I think it’s pretty cool because I’ve never been to Disney World! I don’t know how they’re going to do it with everyone there, but I guess everyone’s not originally gonna be in Orlando. But, you know, I think it’ll be cool, though.
What are your personal goals for the rest of the season?
Oh man. For the rest of season? I’m thinking playoffs already! But honestly, man, I just wanna gain the trust my teammates. When the game is on the line, you know, I just wanna really compete. I wanna be competitive, man. I wanna help these guys go back-to-back, so I can get me my first ring. That would be ideal. I know a lot of the guys, if not all the guys, really think they can repeat.
Do you think that you guys can repeat?
No doubt. Like, why can’t we? That’s the goal! I mean, you always want to be on top. You want to be your best. That’s what it is.
Remember that point mentioned above of the Raptors holding the NBA’s third-best record, well that didn’t happen by fluke.
The fact is the Raptors were already an elite NBA club, something their second-ranked defensive rating and fourth-ranked net rating can attest to.
As such, while upgrades are always welcome, looking out at the landscape right now do you really see an improvement to be found over what the Raptors already have?
Look, Jamal Crawford was a really, really good player, but he’s 40 now. And even if he still has it and may qualify as more talented than some of the end-of-bench players on the Raptors, that still doesn’t mean he’d be the right fit for the team now mainly because there simply isn’t enough ramp-up time to get him adjusted to what the Raptors do.
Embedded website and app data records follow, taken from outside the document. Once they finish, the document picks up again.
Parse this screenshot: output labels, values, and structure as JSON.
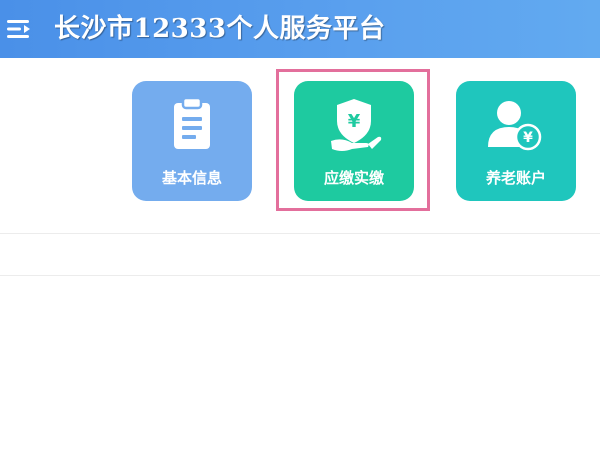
{
  "header": {
    "title": "长沙市12333个人服务平台",
    "menu_icon": "menu-icon",
    "background_color": "#4a90e8"
  },
  "tiles": [
    {
      "label": "基本信息",
      "icon": "clipboard-icon",
      "color": "#74acee"
    },
    {
      "label": "应缴实缴",
      "icon": "hand-shield-yen-icon",
      "color": "#1ecaa0",
      "highlighted": true
    },
    {
      "label": "养老账户",
      "icon": "user-yen-icon",
      "color": "#1fc6bd"
    }
  ],
  "highlight_color": "#e36f9c"
}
If this was during around the time of the buyout market then the time could’ve been there, but for a Raptors team that relies heavily on its defence to win and with a coach who seemingly adds a new wrinkle to his coverages every game, even with a pre-resumption training camp, eight games before the playoffs hit simply isn’t enough to Crawford or any new name on the same page as the rest of the team.
And this is especially the case when you think about the fact that a lot of the existing team will need to re-adjust to playing with each other as a good chunk of the team has seen significant time out of the lineup injured this season. So why bother risking adding someone who hasn’t even been in-house this season at all when there’s already likely some chemistry kinks to hammer out before the post-season?
Those who were in Toronto travelled to the Fort Myers area on Monday. Some of the rest, who had spent the past few months in the United States or elsewhere, were already there.
The plan is for all members of the travelling party to be tested for COVID-19 on Tuesday before work begins on the court later this week.
The Raptors won’t be going full bore in Fort Myers, however, where they will work out in the gym used by Florida Gulf Coast University.
Under the NBA’s return-to-play plan, only individual and small-group workouts are allowed right now. The league has eased restrictions in this phase — a slight increase from the number of players and coaches allowed to use team facilities for almost a month — with up to four players now allowed on the court at the same time. There is no restriction on who can coach them, but the process is still voluntary.
“Strict protocols have been designed to ensure this initial level of access will take place in a safe, controlled and healthy way,” the team’s release said.
No mandatory team workouts can be held before July 1.
Why the Raptors chose Florida is unknown, and neither team president Masai Ujiri nor general manager Bobby Webster have publicly discussed it yet. However, with restrictions still in place for anyone entering Canada, it was likely not feasible to use the OVO Training Centre in Toronto.
Fort Myers is on Florida’s Gulf Coast about 250 kilometres from Orlando, where the Raptors and 21 other teams vying for the 2020 championship are expected to start play in late July.